§ **SOURCE DATA**
↓↓↓

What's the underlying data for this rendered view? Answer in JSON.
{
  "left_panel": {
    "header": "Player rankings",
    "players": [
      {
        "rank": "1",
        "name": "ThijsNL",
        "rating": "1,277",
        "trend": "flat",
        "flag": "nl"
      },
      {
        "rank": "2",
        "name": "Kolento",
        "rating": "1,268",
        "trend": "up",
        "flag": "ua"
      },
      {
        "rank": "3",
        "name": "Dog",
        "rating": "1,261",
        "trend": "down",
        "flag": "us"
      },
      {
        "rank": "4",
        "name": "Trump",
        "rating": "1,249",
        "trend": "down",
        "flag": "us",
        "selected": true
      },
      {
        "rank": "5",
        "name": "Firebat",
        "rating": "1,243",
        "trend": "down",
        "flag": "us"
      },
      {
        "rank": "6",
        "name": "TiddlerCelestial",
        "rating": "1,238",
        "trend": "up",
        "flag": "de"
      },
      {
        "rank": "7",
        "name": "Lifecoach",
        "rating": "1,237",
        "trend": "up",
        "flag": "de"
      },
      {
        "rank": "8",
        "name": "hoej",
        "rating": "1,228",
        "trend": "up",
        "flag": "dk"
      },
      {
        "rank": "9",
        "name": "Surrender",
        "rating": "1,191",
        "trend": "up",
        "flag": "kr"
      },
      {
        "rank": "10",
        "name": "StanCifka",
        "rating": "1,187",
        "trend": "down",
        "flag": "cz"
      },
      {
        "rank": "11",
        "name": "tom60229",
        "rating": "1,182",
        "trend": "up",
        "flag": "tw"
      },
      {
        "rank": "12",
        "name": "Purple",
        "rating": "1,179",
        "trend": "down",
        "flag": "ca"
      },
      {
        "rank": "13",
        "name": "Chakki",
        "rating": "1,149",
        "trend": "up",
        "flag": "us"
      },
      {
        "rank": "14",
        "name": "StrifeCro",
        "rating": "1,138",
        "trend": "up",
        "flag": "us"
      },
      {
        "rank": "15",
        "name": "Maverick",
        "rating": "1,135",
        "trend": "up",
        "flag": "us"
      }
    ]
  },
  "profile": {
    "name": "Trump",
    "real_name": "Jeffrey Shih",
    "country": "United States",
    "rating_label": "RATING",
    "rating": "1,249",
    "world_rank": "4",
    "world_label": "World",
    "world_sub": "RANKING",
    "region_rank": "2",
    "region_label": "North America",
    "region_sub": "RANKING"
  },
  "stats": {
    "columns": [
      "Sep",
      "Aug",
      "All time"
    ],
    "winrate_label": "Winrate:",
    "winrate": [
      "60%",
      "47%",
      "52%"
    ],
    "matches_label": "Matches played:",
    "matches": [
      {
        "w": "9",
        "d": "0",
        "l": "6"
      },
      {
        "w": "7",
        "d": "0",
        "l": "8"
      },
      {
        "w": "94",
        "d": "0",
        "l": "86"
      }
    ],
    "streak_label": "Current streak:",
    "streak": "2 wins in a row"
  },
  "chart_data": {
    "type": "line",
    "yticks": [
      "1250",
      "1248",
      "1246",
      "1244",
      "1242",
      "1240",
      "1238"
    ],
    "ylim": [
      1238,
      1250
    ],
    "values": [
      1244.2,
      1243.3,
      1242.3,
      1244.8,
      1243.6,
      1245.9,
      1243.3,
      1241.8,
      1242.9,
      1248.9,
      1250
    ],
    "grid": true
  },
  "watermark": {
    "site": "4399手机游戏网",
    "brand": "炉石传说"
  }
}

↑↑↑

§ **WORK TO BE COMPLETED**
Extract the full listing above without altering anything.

§ **RESPONSE TO THIS TASK**
What's the underlying data for this rendered view? Answer in JSON.
{
  "left_panel": {
    "header": "Player rankings",
    "players": [
      {
        "rank": "1",
        "name": "ThijsNL",
        "rating": "1,277",
        "trend": "flat",
        "flag": "nl"
      },
      {
        "rank": "2",
        "name": "Kolento",
        "rating": "1,268",
        "trend": "up",
        "flag": "ua"
      },
      {
        "rank": "3",
        "name": "Dog",
        "rating": "1,261",
        "trend": "down",
        "flag": "us"
      },
      {
        "rank": "4",
        "name": "Trump",
        "rating": "1,249",
        "trend": "down",
        "flag": "us",
        "selected": true
      },
      {
        "rank": "5",
        "name": "Firebat",
        "rating": "1,243",
        "trend": "down",
        "flag": "us"
      },
      {
        "rank": "6",
        "name": "TiddlerCelestial",
        "rating": "1,238",
        "trend": "up",
        "flag": "de"
      },
      {
        "rank": "7",
        "name": "Lifecoach",
        "rating": "1,237",
        "trend": "up",
        "flag": "de"
      },
      {
        "rank": "8",
        "name": "hoej",
        "rating": "1,228",
        "trend": "up",
        "flag": "dk"
      },
      {
        "rank": "9",
        "name": "Surrender",
        "rating": "1,191",
        "trend": "up",
        "flag": "kr"
      },
      {
        "rank": "10",
        "name": "StanCifka",
        "rating": "1,187",
        "trend": "down",
        "flag": "cz"
      },
      {
        "rank": "11",
        "name": "tom60229",
        "rating": "1,182",
        "trend": "up",
        "flag": "tw"
      },
      {
        "rank": "12",
        "name": "Purple",
        "rating": "1,179",
        "trend": "down",
        "flag": "ca"
      },
      {
        "rank": "13",
        "name": "Chakki",
        "rating": "1,149",
        "trend": "up",
        "flag": "us"
      },
      {
        "rank": "14",
        "name": "StrifeCro",
        "rating": "1,138",
        "trend": "up",
        "flag": "us"
      },
      {
        "rank": "15",
        "name": "Maverick",
        "rating": "1,135",
        "trend": "up",
        "flag": "us"
      }
    ]
  },
  "profile": {
    "name": "Trump",
    "real_name": "Jeffrey Shih",
    "country": "United States",
    "rating_label": "RATING",
    "rating": "1,249",
    "world_rank": "4",
    "world_label": "World",
    "world_sub": "RANKING",
    "region_rank": "2",
    "region_label": "North America",
    "region_sub": "RANKING"
  },
  "stats": {
    "columns": [
      "Sep",
      "Aug",
      "All time"
    ],
    "winrate_label": "Winrate:",
    "winrate": [
      "60%",
      "47%",
      "52%"
    ],
    "matches_label": "Matches played:",
    "matches": [
      {
        "w": "9",
        "d": "0",
        "l": "6"
      },
      {
        "w": "7",
        "d": "0",
        "l": "8"
      },
      {
        "w": "94",
        "d": "0",
        "l": "86"
      }
    ],
    "streak_label": "Current streak:",
    "streak": "2 wins in a row"
  },
  "chart_data": {
    "type": "line",
    "yticks": [
      "1250",
      "1248",
      "1246",
      "1244",
      "1242",
      "1240",
      "1238"
    ],
    "ylim": [
      1238,
      1250
    ],
    "values": [
      1244.2,
      1243.3,
      1242.3,
      1244.8,
      1243.6,
      1245.9,
      1243.3,
      1241.8,
      1242.9,
      1248.9,
      1250
    ],
    "grid": true
  },
  "watermark": {
    "site": "4399手机游戏网",
    "brand": "炉石传说"
  }
}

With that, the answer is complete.